BILLINGS, Mont. (AP) — A month after ousting the Trump administration’s public lands boss for being in the post unlawfully, a Montana judge on Friday blocked three land-use plans that would have opened most U.S.-owned lands in the state to energy development.
The actions struck down by Judge Brian Morris were implemented while William Perry Pendley was serving as acting director of the U.S. Bureau of Land Management.
In a 10-page decision, Morris found that two Montana Resource Management Plans, one for Lewistown and one for Missoula, as well as an amendment to a plan for Miles City, were approved by Pendley improperly.
Morris denied a request by conservation groups seeking to file more briefs that would examine other actions taken by Pendley. The judge said he didn't have the jurisdiction and any further reviews should be made with separate lawsuits.
Morris removed Pendley from his post as acting director, where he had been for more than a year without a confirmation vote from the U.S. Senate to lead the agency as required under the Constitution.
Gov. Steve Bullock last week asked the judge to block the plans approved by Pendley. Bullock said in September that all actions undertaken during Pendley’s 424 days atop the agency were subject to legal challenge.
“This ruling affirms that there are consequences for the continued evasion of constitutional obligations to seek the Senate’s advice and consent. Our public lands deserve better," Bullock said in a statement Friday.
Trump administration officials rejected the claim that Pendley had illegally led the bureau and have said they would ask the court to leave in place any decisions made under his watch.

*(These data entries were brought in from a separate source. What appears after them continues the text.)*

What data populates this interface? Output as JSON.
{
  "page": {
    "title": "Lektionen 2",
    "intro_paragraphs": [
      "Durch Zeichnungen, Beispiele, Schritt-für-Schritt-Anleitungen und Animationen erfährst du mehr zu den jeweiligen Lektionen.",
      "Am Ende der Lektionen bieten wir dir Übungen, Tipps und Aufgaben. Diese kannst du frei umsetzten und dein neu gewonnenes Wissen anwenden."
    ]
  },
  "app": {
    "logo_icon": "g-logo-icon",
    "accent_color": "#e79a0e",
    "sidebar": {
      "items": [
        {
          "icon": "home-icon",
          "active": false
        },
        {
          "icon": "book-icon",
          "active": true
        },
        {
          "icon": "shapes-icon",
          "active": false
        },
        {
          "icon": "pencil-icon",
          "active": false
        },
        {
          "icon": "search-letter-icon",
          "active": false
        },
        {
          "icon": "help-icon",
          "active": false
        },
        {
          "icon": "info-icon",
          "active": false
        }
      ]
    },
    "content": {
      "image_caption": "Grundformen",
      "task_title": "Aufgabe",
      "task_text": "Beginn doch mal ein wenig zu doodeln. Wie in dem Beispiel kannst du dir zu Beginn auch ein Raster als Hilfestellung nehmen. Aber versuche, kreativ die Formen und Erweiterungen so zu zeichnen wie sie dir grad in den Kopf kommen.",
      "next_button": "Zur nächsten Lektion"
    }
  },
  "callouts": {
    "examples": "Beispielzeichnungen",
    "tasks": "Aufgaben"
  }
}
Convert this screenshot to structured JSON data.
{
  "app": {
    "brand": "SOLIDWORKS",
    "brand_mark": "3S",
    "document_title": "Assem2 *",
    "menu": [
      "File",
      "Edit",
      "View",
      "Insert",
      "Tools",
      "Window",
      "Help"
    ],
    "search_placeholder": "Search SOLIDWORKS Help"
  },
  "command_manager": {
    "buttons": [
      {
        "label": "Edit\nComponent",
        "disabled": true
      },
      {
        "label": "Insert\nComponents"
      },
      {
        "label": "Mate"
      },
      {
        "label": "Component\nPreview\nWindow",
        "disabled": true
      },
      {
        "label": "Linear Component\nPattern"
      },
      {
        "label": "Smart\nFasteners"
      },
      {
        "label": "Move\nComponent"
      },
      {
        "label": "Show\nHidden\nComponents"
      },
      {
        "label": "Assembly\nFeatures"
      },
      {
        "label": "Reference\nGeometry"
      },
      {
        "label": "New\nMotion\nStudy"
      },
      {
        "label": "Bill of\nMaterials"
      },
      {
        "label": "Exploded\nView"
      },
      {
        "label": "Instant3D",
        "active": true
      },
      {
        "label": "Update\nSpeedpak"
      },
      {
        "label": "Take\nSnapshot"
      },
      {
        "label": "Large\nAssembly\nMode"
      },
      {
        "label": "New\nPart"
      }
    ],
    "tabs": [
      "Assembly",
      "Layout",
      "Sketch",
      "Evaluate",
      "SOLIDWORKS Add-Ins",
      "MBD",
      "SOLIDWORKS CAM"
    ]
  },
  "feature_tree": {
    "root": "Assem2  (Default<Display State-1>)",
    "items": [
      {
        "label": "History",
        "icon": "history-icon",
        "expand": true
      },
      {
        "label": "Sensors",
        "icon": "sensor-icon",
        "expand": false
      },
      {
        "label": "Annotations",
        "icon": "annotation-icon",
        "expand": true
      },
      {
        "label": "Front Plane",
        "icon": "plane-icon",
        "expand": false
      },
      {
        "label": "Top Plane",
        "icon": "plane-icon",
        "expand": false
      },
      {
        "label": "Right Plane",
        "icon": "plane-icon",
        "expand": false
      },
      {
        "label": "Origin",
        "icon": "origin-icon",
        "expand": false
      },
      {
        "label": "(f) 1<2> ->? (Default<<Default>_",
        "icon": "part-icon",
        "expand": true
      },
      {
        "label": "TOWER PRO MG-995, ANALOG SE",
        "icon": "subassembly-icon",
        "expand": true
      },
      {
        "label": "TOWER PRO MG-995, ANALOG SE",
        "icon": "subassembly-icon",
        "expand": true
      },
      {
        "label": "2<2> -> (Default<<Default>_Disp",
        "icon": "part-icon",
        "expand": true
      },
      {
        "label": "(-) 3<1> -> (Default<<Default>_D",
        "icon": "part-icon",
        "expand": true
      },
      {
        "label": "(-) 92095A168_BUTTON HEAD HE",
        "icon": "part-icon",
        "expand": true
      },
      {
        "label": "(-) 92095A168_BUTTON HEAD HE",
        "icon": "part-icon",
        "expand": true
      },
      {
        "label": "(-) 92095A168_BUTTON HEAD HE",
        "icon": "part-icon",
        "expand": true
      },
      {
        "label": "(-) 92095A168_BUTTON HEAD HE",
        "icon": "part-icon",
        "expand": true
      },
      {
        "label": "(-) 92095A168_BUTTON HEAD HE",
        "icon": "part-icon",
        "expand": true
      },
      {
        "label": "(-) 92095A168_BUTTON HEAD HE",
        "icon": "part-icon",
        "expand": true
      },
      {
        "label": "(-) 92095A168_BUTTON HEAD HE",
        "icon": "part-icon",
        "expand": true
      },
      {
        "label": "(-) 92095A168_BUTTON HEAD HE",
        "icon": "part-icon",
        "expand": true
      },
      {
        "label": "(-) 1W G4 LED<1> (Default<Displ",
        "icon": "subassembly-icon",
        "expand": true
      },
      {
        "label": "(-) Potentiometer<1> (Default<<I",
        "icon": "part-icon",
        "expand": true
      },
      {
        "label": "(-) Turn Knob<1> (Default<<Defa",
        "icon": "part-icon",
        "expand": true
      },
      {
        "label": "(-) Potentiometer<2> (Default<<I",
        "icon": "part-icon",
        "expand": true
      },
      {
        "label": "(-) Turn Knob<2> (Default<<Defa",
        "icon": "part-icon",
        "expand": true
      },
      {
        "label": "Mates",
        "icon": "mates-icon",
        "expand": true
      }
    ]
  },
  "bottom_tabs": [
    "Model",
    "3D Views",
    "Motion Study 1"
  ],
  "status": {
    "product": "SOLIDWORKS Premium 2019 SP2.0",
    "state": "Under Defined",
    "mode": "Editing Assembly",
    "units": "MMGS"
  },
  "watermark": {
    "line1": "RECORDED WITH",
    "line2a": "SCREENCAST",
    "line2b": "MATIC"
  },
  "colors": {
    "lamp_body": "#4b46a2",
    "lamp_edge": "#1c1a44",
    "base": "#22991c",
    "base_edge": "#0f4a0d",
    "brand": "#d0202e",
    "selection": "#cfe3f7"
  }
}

The BLM oversees almost a quarter-billion acres of land, primarily in the U.S. West.